SLA 3D Printing Process
How stereolithography works?
There are two main types of SLA printers, namely bottom-up and top-down constructions. In bottom-up printers, the build platform goes down to the height of a single layer from the bottom of the vat, and the first layer is cured by the light source through the vat transparent bottom. Then the platform goes up and the next layer is cured. Each time the platform rises, the cured layer has to be detached from the bottom of the vat, and this peeling step restricts the possible build size, as a part too big can deform or detach from the build plate because of the jerks. The bottom-up design is used mainly in desktop devices as it is less expensive in production and easier to operate.
In the top-down construction, the build platform starts from the surface of the polymer in the vat, just lowering under it for one layer height, and then gradually descends while the layers are cured by the light source placed above the vat. Such design allows for larger build volumes and the use of fewer support structures, and it is typical of industrial-grade machines.
Alternative processes: DLP and LCD
Apart from SLA, there are two more types of vat photopolymerization technology which are DLP and LCD resin 3D printing. Both technologies utilize the same process of selective curing liquid polymers with the only difference in the light source used for layer solidification.
DLP (digital light processing) devices employ a light projector, while in LCD (liquid crystal display) machines, also known as masked SLA (MSLA), an LCD matrix serves as a mask to transmit the light from an array of LEDs in the required areas. Both DLP and LCD technologies have the speed advantage over SLA, as they cure the entire layer at once, opposed to point-by-point curing by a laser beam. However, SLA generally boasts smoother surface finish. As all the three technologies are fundamentally similar in workflows and use the same materials, all of them are often referred to as stereolithography, or simply SLA 3D printing.

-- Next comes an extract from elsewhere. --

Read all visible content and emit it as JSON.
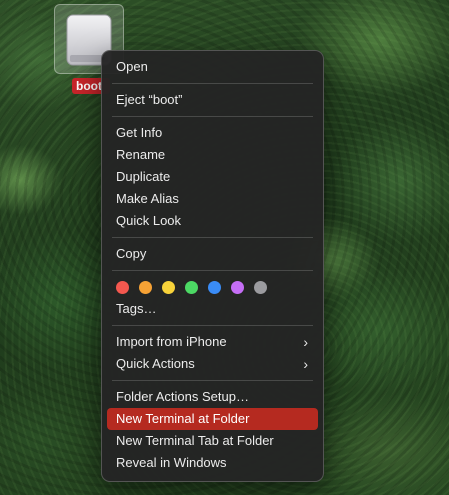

Credits Sources: https://top3dshop.com/blog/stereolithography-3d-printing-in-detail